Copy each line of the data below in which the word "content" can be found.

Website and app data records
Start of Block
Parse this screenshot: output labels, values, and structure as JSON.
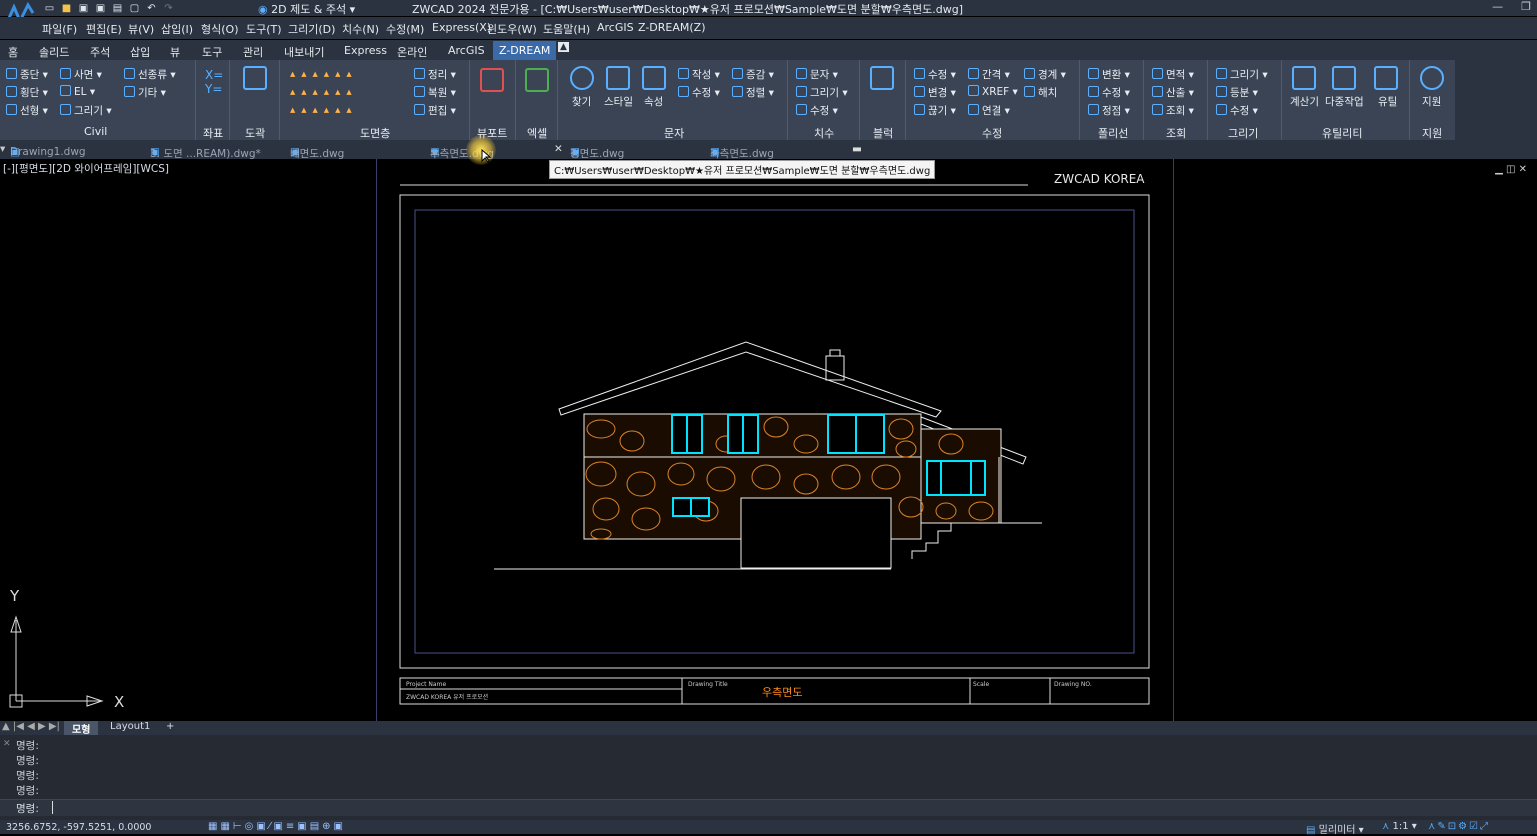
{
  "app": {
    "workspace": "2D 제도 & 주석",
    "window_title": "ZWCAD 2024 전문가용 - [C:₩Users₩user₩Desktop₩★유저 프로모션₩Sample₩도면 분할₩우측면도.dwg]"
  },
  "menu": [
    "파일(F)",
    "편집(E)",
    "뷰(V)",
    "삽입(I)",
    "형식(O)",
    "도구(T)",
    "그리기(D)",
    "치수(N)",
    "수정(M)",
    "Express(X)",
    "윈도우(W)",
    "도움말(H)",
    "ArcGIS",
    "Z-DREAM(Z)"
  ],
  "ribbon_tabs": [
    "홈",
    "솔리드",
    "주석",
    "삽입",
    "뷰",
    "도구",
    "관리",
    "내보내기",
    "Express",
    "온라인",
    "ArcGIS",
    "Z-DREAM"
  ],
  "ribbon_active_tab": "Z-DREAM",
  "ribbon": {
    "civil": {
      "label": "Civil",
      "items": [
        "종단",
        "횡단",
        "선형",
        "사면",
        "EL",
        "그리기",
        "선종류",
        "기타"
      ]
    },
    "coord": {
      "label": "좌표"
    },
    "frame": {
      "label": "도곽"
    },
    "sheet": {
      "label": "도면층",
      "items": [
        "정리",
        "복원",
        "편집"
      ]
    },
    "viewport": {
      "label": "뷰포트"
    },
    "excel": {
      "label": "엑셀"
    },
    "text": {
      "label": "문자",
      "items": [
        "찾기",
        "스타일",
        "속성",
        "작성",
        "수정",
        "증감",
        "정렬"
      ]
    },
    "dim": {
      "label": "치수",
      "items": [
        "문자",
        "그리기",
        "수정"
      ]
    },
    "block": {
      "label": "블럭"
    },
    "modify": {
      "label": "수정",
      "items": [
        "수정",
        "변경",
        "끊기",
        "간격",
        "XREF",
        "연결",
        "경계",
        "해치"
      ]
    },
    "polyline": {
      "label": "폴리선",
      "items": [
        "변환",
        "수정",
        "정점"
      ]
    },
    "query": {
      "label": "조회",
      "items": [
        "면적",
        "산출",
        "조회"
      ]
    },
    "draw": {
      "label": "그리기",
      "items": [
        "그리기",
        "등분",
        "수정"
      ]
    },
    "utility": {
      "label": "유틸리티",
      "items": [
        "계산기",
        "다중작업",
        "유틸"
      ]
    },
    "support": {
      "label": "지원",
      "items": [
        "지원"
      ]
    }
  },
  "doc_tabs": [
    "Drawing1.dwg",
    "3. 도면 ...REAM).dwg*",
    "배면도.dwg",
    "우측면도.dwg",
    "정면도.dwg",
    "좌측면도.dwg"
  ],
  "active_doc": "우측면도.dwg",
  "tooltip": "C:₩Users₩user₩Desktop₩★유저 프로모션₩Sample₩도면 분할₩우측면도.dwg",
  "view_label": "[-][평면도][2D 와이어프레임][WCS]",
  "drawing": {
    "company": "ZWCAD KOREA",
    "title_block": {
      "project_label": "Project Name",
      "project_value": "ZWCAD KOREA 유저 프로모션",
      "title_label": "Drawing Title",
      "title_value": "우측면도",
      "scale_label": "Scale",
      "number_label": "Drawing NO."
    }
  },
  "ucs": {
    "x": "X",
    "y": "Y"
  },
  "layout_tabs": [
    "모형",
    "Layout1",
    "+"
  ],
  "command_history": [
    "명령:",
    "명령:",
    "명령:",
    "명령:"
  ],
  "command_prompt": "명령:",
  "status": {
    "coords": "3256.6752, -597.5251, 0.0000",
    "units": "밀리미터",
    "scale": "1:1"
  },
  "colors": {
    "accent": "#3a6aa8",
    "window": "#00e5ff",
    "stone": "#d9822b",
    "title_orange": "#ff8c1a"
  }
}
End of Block
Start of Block
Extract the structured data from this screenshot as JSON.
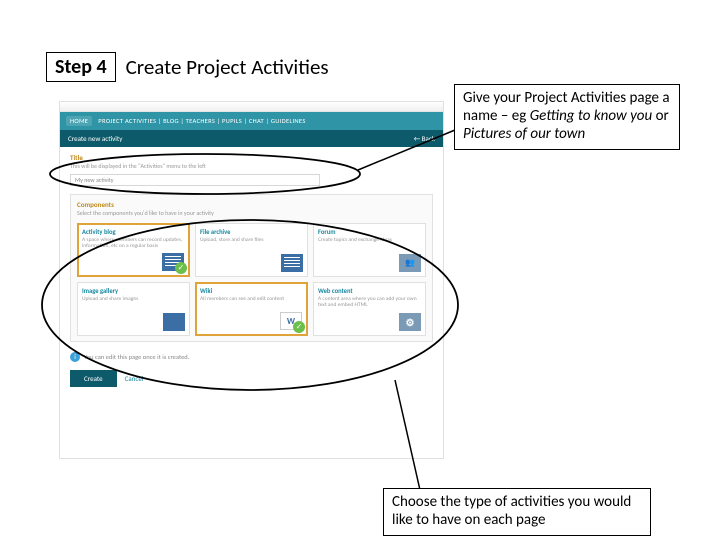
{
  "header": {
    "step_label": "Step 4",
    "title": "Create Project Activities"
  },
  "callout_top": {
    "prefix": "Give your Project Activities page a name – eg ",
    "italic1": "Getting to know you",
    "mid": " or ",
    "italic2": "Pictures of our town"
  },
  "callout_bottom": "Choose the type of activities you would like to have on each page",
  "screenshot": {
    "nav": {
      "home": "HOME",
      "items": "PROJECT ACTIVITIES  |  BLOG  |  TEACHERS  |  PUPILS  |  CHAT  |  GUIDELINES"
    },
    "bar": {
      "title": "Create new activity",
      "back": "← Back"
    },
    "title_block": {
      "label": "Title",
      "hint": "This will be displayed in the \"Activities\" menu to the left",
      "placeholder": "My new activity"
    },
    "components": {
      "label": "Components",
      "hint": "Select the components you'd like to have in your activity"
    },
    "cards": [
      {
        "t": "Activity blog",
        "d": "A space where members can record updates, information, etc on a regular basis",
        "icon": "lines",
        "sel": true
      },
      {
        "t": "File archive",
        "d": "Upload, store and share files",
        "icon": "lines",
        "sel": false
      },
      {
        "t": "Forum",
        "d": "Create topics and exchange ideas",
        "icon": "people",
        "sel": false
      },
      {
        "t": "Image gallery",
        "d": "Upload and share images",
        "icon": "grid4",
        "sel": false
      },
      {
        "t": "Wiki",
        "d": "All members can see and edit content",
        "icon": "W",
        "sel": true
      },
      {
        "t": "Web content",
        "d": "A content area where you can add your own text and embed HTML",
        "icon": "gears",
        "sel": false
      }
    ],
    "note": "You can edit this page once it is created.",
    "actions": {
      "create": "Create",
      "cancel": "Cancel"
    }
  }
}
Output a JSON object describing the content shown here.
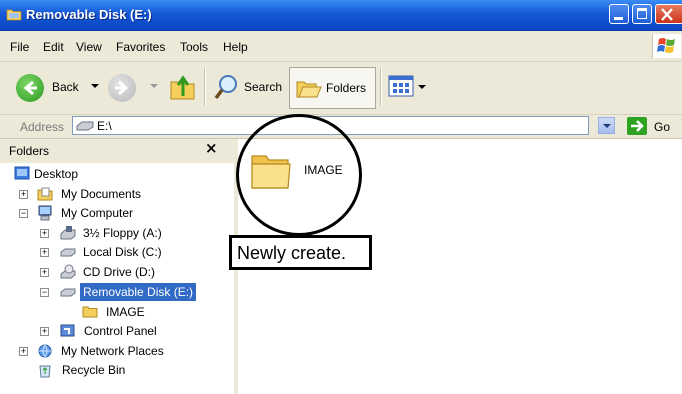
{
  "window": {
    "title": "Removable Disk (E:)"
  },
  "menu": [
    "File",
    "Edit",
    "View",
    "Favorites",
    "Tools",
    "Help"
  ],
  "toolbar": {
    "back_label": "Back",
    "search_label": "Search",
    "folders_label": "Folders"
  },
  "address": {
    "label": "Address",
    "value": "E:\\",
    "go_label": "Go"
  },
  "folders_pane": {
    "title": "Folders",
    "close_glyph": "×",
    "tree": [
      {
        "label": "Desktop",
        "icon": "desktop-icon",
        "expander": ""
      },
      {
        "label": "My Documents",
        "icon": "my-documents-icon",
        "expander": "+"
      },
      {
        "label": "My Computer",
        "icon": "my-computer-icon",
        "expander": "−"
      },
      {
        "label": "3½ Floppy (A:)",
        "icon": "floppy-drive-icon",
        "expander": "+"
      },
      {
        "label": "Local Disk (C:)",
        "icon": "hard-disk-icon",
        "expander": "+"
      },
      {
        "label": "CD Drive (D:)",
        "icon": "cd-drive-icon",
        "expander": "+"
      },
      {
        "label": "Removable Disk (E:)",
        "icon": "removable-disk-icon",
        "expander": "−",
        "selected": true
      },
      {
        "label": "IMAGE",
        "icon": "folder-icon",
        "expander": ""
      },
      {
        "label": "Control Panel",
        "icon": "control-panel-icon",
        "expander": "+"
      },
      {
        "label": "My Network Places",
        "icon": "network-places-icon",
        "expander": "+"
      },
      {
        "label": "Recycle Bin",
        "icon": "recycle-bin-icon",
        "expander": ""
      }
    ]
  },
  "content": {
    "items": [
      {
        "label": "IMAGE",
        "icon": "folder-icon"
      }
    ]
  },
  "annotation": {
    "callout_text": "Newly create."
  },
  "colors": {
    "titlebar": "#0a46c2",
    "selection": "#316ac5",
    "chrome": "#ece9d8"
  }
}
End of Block
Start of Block
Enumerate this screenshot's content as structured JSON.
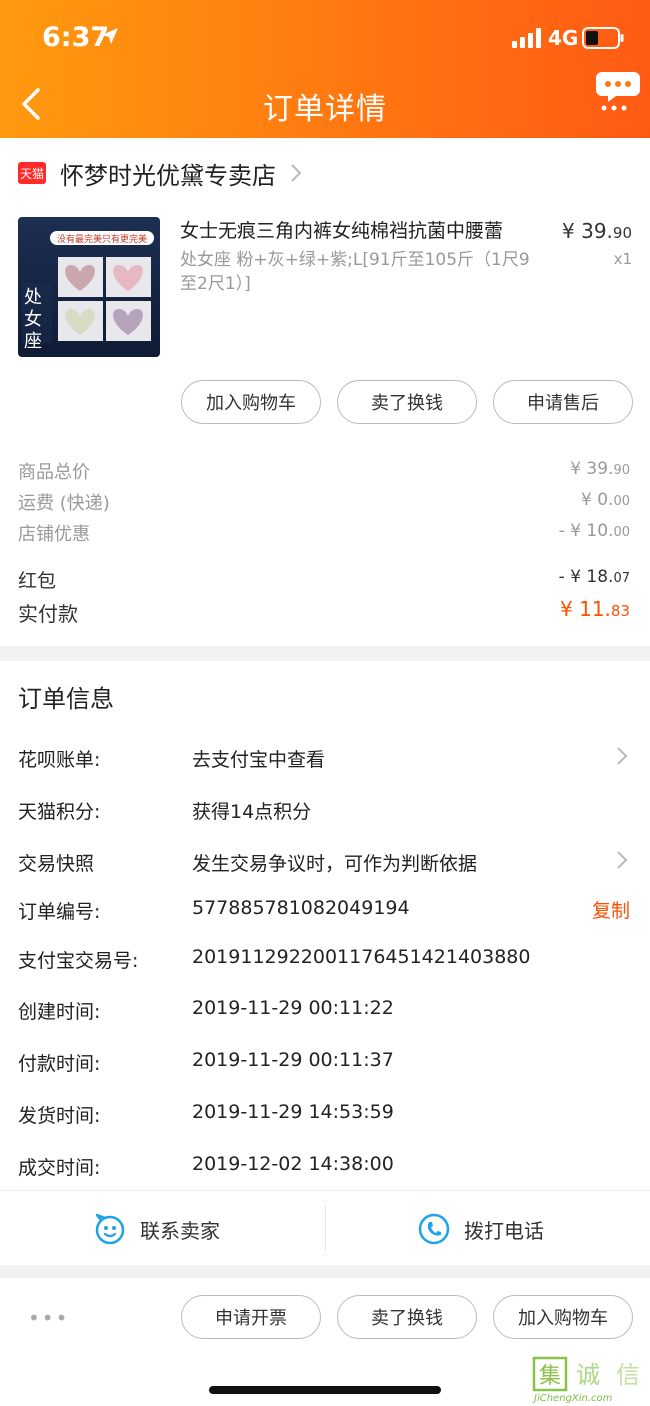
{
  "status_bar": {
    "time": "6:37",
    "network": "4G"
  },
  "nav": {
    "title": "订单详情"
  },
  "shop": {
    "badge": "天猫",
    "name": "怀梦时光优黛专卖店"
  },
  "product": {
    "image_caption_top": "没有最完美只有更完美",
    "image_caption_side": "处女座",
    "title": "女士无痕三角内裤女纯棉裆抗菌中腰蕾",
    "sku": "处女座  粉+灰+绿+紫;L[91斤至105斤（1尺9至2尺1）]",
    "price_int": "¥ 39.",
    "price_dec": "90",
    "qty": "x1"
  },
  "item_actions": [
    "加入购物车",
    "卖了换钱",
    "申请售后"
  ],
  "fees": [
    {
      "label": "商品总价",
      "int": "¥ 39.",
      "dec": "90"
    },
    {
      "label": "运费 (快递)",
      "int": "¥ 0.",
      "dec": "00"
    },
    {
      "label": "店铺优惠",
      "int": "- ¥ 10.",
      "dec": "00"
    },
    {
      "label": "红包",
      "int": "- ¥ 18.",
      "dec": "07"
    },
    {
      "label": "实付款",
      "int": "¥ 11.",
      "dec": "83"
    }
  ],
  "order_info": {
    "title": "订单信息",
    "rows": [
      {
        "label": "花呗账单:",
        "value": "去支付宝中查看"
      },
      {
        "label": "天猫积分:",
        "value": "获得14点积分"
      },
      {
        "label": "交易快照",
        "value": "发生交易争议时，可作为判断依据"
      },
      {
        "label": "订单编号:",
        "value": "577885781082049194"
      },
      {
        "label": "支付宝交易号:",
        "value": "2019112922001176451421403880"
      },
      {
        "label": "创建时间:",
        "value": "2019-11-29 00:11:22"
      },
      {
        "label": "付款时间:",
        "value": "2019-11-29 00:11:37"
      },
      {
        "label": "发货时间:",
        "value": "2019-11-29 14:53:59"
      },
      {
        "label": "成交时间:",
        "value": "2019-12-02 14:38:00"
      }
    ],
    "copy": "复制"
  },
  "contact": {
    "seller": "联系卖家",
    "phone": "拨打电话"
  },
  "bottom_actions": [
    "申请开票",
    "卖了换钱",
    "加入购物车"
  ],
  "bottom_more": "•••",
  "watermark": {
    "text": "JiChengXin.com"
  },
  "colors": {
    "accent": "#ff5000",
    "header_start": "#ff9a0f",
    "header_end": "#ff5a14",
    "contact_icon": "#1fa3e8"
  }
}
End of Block
SOLUTION FOR THIS TASK:
        "d": "All members can see and edit content",
        "t": "Web content",
        "d": "A content area where you can add your own text and embed HTML",
Output a JSON object describing the content shown here.
  "content": {
Enumerate this screenshot's content as structured JSON.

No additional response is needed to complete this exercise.